### DATA LISTING
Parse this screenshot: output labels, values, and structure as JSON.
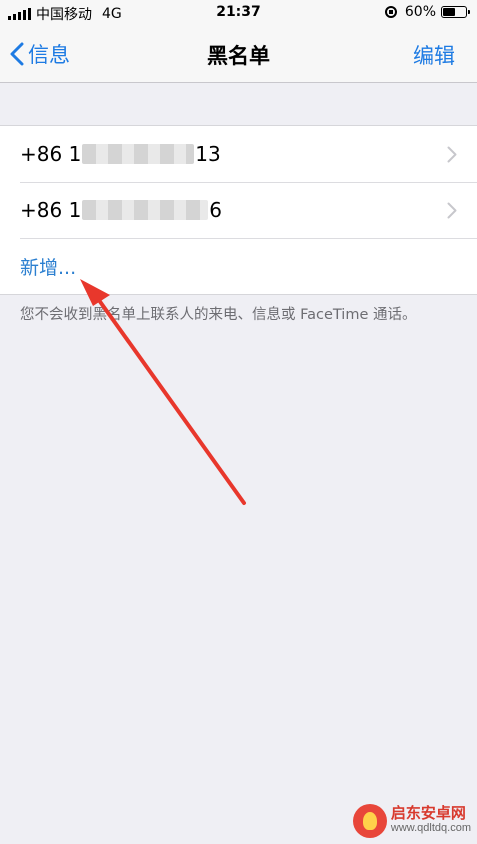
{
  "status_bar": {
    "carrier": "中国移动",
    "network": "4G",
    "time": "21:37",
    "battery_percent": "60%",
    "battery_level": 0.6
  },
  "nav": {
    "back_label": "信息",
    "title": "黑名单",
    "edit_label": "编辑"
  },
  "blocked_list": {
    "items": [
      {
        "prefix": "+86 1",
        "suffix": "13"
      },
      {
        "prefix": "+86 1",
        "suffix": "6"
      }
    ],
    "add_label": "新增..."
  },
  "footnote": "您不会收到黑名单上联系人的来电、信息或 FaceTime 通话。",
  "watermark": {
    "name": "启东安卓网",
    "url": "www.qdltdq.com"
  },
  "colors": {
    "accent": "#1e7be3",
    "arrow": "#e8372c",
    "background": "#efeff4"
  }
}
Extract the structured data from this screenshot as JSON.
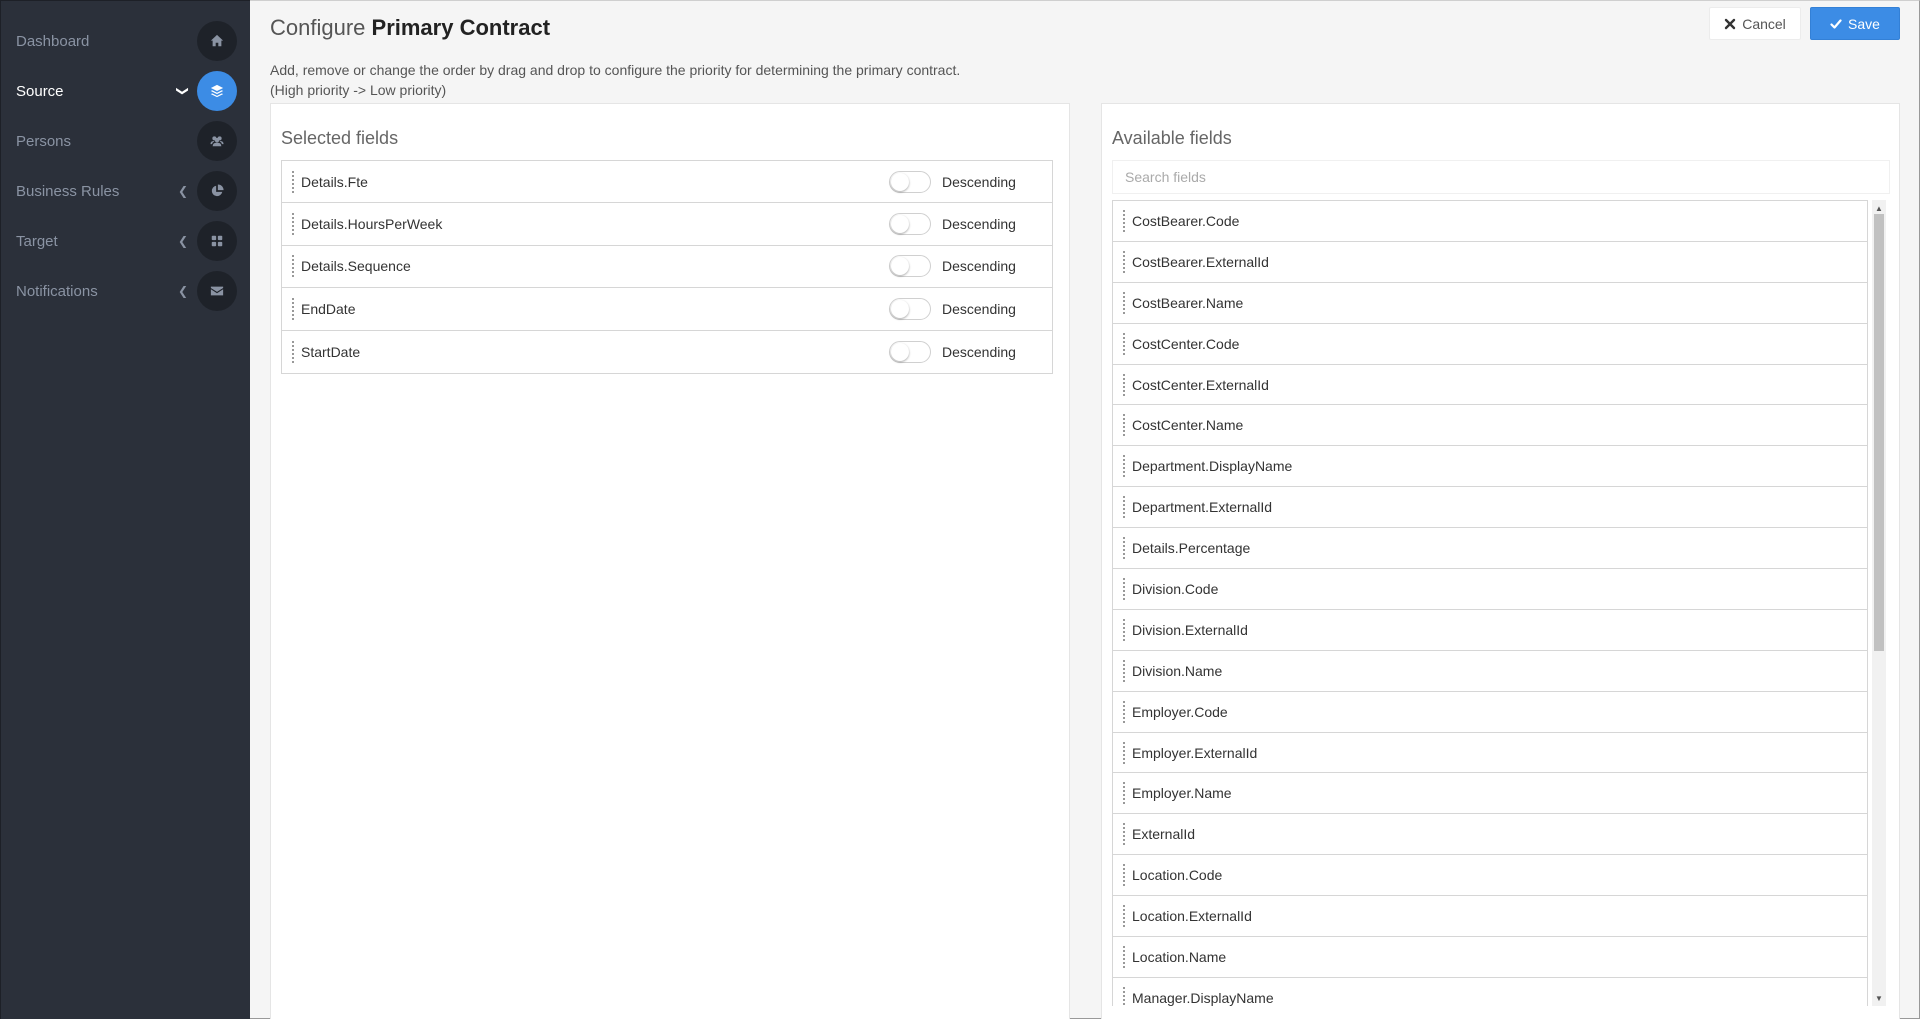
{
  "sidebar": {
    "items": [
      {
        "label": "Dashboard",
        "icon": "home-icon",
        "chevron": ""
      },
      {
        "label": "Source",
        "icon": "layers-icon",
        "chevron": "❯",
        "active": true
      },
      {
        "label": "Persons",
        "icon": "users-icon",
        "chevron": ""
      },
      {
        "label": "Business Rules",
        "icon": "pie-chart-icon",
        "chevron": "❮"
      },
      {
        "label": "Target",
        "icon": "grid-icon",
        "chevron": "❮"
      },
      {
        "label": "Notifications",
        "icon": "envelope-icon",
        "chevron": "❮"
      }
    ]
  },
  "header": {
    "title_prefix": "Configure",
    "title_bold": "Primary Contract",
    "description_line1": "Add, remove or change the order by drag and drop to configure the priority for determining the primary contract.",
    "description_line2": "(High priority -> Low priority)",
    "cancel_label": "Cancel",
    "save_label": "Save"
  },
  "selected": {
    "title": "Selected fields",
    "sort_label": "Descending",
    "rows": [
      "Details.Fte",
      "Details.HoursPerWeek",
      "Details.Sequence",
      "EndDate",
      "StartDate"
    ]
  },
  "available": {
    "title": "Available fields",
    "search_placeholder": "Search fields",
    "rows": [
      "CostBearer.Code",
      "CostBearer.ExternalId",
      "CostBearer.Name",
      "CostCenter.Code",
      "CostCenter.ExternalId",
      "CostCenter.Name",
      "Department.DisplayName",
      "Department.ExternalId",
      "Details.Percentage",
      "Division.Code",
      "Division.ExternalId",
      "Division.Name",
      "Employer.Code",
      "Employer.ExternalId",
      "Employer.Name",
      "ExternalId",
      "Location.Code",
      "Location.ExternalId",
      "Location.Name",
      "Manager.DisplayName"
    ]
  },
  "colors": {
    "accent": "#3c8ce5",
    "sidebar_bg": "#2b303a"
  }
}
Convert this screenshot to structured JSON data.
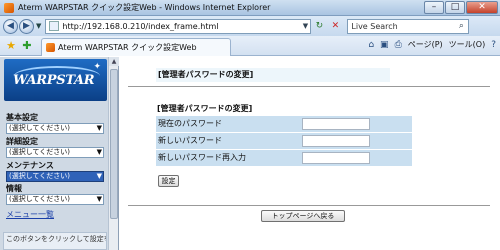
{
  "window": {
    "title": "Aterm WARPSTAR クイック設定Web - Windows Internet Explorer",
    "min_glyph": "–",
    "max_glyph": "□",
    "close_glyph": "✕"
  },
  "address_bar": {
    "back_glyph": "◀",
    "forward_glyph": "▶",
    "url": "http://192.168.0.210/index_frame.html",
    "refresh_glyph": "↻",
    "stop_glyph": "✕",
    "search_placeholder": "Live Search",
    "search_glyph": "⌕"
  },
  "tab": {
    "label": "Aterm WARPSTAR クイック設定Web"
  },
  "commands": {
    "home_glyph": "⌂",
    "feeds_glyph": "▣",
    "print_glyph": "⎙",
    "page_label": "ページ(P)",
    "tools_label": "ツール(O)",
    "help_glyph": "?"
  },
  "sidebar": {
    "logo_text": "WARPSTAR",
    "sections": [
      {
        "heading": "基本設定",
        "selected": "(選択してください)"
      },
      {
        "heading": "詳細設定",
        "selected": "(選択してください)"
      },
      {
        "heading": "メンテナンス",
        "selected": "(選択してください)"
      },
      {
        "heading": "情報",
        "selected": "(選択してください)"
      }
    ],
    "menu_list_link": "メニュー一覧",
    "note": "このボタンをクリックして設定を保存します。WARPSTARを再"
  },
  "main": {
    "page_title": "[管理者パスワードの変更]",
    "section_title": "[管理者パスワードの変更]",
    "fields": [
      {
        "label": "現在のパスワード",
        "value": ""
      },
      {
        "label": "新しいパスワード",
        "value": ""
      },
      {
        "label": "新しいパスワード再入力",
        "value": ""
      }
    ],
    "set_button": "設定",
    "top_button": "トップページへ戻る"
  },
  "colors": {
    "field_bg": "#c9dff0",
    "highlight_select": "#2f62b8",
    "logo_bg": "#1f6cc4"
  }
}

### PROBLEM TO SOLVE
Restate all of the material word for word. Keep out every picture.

### RESPONSE TO THE EXERCISE
Parse this screenshot: output labels, values, and structure as JSON.
{
  "status_bar": {
    "carrier": "中国移动",
    "network": "4G",
    "time": "21:37",
    "battery_percent": "60%",
    "battery_level": 0.6
  },
  "nav": {
    "back_label": "信息",
    "title": "黑名单",
    "edit_label": "编辑"
  },
  "blocked_list": {
    "items": [
      {
        "prefix": "+86 1",
        "suffix": "13"
      },
      {
        "prefix": "+86 1",
        "suffix": "6"
      }
    ],
    "add_label": "新增..."
  },
  "footnote": "您不会收到黑名单上联系人的来电、信息或 FaceTime 通话。",
  "watermark": {
    "name": "启东安卓网",
    "url": "www.qdltdq.com"
  },
  "colors": {
    "accent": "#1e7be3",
    "arrow": "#e8372c",
    "background": "#efeff4"
  }
}
Extract the structured data from this screenshot as JSON.
{
  "sidebar": {
    "items": [
      {
        "label": "Dashboard",
        "icon": "home-icon",
        "chevron": ""
      },
      {
        "label": "Source",
        "icon": "layers-icon",
        "chevron": "❯",
        "active": true
      },
      {
        "label": "Persons",
        "icon": "users-icon",
        "chevron": ""
      },
      {
        "label": "Business Rules",
        "icon": "pie-chart-icon",
        "chevron": "❮"
      },
      {
        "label": "Target",
        "icon": "grid-icon",
        "chevron": "❮"
      },
      {
        "label": "Notifications",
        "icon": "envelope-icon",
        "chevron": "❮"
      }
    ]
  },
  "header": {
    "title_prefix": "Configure",
    "title_bold": "Primary Contract",
    "description_line1": "Add, remove or change the order by drag and drop to configure the priority for determining the primary contract.",
    "description_line2": "(High priority -> Low priority)",
    "cancel_label": "Cancel",
    "save_label": "Save"
  },
  "selected": {
    "title": "Selected fields",
    "sort_label": "Descending",
    "rows": [
      "Details.Fte",
      "Details.HoursPerWeek",
      "Details.Sequence",
      "EndDate",
      "StartDate"
    ]
  },
  "available": {
    "title": "Available fields",
    "search_placeholder": "Search fields",
    "rows": [
      "CostBearer.Code",
      "CostBearer.ExternalId",
      "CostBearer.Name",
      "CostCenter.Code",
      "CostCenter.ExternalId",
      "CostCenter.Name",
      "Department.DisplayName",
      "Department.ExternalId",
      "Details.Percentage",
      "Division.Code",
      "Division.ExternalId",
      "Division.Name",
      "Employer.Code",
      "Employer.ExternalId",
      "Employer.Name",
      "ExternalId",
      "Location.Code",
      "Location.ExternalId",
      "Location.Name",
      "Manager.DisplayName"
    ]
  },
  "colors": {
    "accent": "#3c8ce5",
    "sidebar_bg": "#2b303a"
  }
}
Convert this screenshot to structured JSON data.
{
  "window": {
    "title": "Aterm WARPSTAR クイック設定Web - Windows Internet Explorer",
    "min_glyph": "–",
    "max_glyph": "□",
    "close_glyph": "✕"
  },
  "address_bar": {
    "back_glyph": "◀",
    "forward_glyph": "▶",
    "url": "http://192.168.0.210/index_frame.html",
    "refresh_glyph": "↻",
    "stop_glyph": "✕",
    "search_placeholder": "Live Search",
    "search_glyph": "⌕"
  },
  "tab": {
    "label": "Aterm WARPSTAR クイック設定Web"
  },
  "commands": {
    "home_glyph": "⌂",
    "feeds_glyph": "▣",
    "print_glyph": "⎙",
    "page_label": "ページ(P)",
    "tools_label": "ツール(O)",
    "help_glyph": "?"
  },
  "sidebar": {
    "logo_text": "WARPSTAR",
    "sections": [
      {
        "heading": "基本設定",
        "selected": "(選択してください)"
      },
      {
        "heading": "詳細設定",
        "selected": "(選択してください)"
      },
      {
        "heading": "メンテナンス",
        "selected": "(選択してください)"
      },
      {
        "heading": "情報",
        "selected": "(選択してください)"
      }
    ],
    "menu_list_link": "メニュー一覧",
    "note": "このボタンをクリックして設定を保存します。WARPSTARを再"
  },
  "main": {
    "page_title": "[管理者パスワードの変更]",
    "section_title": "[管理者パスワードの変更]",
    "fields": [
      {
        "label": "現在のパスワード",
        "value": ""
      },
      {
        "label": "新しいパスワード",
        "value": ""
      },
      {
        "label": "新しいパスワード再入力",
        "value": ""
      }
    ],
    "set_button": "設定",
    "top_button": "トップページへ戻る"
  },
  "colors": {
    "field_bg": "#c9dff0",
    "highlight_select": "#2f62b8",
    "logo_bg": "#1f6cc4"
  }
}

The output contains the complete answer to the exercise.